• WORK ITEM: Below are the records; print exactly the lines from the one with "Convert this screenshot" through the last, both included, and leave the pictures out.

(Interface dataset entries)
--- START ---

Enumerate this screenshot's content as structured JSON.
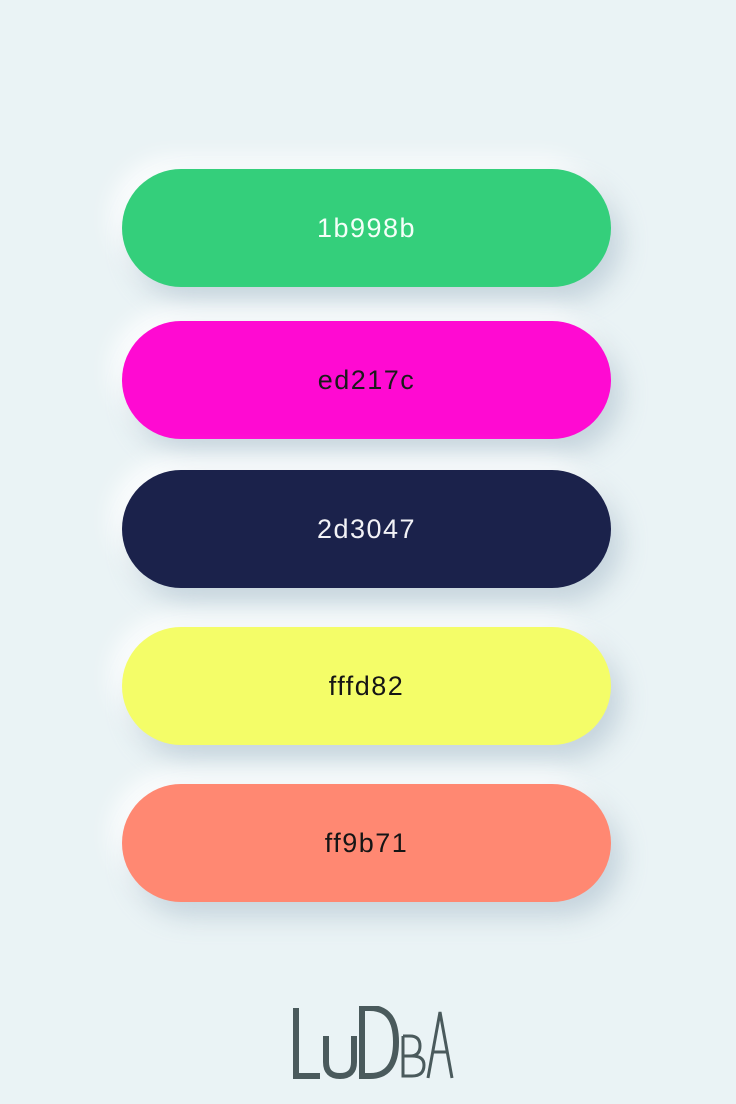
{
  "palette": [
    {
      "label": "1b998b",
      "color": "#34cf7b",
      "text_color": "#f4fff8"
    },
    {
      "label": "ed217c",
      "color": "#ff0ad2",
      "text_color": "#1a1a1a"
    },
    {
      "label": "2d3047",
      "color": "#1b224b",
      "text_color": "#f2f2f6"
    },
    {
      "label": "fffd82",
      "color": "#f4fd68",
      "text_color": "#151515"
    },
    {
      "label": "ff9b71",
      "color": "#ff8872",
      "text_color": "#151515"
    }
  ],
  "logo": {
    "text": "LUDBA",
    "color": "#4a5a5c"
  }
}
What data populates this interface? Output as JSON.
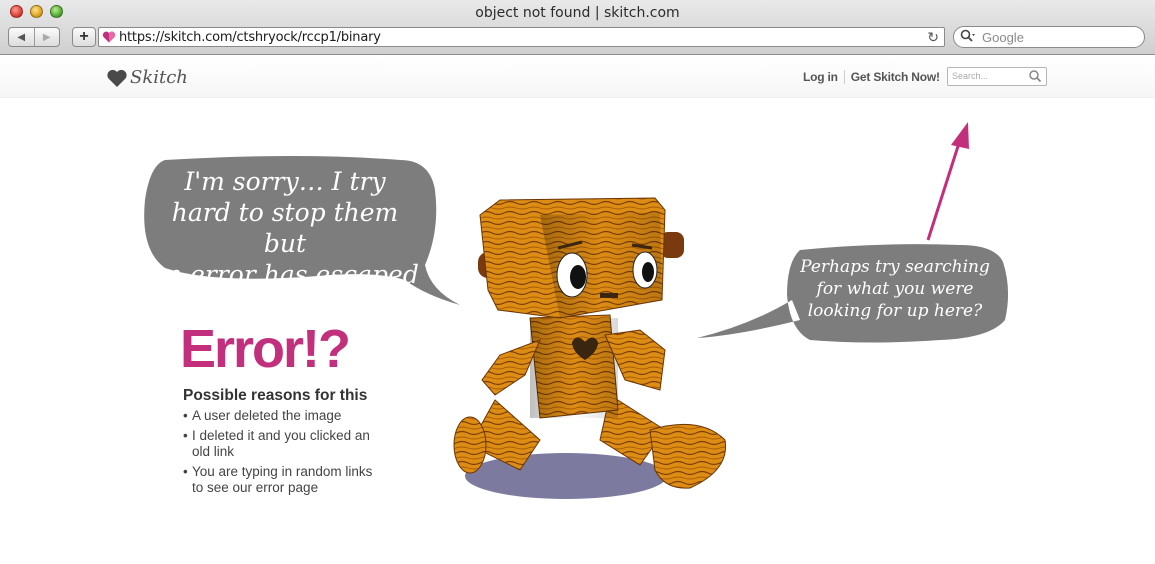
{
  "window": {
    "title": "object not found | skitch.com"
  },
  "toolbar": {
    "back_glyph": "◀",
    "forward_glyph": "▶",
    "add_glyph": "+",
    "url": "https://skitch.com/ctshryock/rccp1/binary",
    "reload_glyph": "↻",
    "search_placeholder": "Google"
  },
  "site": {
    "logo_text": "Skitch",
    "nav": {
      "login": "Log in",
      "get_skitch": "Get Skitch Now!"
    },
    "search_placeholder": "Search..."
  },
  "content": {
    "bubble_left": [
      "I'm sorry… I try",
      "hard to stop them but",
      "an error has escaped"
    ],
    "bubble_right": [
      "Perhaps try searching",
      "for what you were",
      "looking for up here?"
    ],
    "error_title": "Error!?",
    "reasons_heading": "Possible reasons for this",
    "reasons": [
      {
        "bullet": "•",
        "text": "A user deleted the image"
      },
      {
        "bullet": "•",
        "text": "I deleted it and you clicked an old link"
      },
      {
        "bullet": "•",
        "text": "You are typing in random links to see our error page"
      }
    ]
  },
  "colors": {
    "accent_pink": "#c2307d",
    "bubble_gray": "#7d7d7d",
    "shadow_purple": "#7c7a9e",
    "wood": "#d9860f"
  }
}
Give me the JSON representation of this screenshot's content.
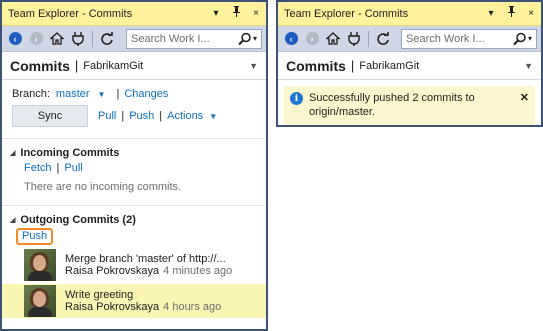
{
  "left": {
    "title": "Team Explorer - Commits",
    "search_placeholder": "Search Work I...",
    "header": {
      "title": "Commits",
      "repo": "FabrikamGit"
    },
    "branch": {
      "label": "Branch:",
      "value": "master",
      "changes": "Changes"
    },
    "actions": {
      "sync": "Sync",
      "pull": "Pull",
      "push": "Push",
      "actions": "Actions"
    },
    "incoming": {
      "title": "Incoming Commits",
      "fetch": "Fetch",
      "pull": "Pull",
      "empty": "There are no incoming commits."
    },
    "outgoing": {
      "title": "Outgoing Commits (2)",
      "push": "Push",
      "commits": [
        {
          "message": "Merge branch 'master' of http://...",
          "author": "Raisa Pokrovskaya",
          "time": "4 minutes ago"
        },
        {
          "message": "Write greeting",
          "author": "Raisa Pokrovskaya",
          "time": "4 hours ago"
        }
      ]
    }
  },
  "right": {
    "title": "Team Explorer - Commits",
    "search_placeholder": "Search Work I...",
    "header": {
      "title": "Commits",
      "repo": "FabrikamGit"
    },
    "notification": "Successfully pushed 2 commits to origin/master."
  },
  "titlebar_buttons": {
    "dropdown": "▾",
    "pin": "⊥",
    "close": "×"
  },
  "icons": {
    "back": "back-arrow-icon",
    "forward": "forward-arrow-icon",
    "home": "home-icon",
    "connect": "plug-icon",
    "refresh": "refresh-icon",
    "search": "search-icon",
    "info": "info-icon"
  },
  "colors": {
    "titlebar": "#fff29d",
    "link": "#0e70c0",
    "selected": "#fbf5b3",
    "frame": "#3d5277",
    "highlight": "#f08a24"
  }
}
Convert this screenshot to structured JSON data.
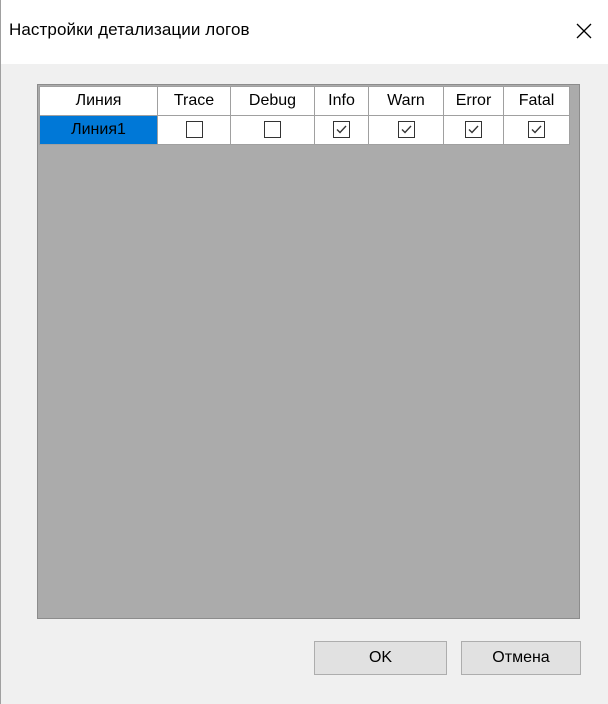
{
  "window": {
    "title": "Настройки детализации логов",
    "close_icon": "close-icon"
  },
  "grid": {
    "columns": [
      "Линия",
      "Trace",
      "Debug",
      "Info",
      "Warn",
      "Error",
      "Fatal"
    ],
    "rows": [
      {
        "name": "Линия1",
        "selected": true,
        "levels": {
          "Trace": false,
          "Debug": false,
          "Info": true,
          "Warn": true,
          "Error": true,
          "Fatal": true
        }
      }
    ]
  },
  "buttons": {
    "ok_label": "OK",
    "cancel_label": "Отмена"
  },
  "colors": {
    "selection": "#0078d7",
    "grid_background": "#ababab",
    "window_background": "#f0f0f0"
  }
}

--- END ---

• WORKED SOLUTION:
Convert this screenshot to structured JSON data.
{
  "window": {
    "title": "Настройки детализации логов",
    "close_icon": "close-icon"
  },
  "grid": {
    "columns": [
      "Линия",
      "Trace",
      "Debug",
      "Info",
      "Warn",
      "Error",
      "Fatal"
    ],
    "rows": [
      {
        "name": "Линия1",
        "selected": true,
        "levels": {
          "Trace": false,
          "Debug": false,
          "Info": true,
          "Warn": true,
          "Error": true,
          "Fatal": true
        }
      }
    ]
  },
  "buttons": {
    "ok_label": "OK",
    "cancel_label": "Отмена"
  },
  "colors": {
    "selection": "#0078d7",
    "grid_background": "#ababab",
    "window_background": "#f0f0f0"
  }
}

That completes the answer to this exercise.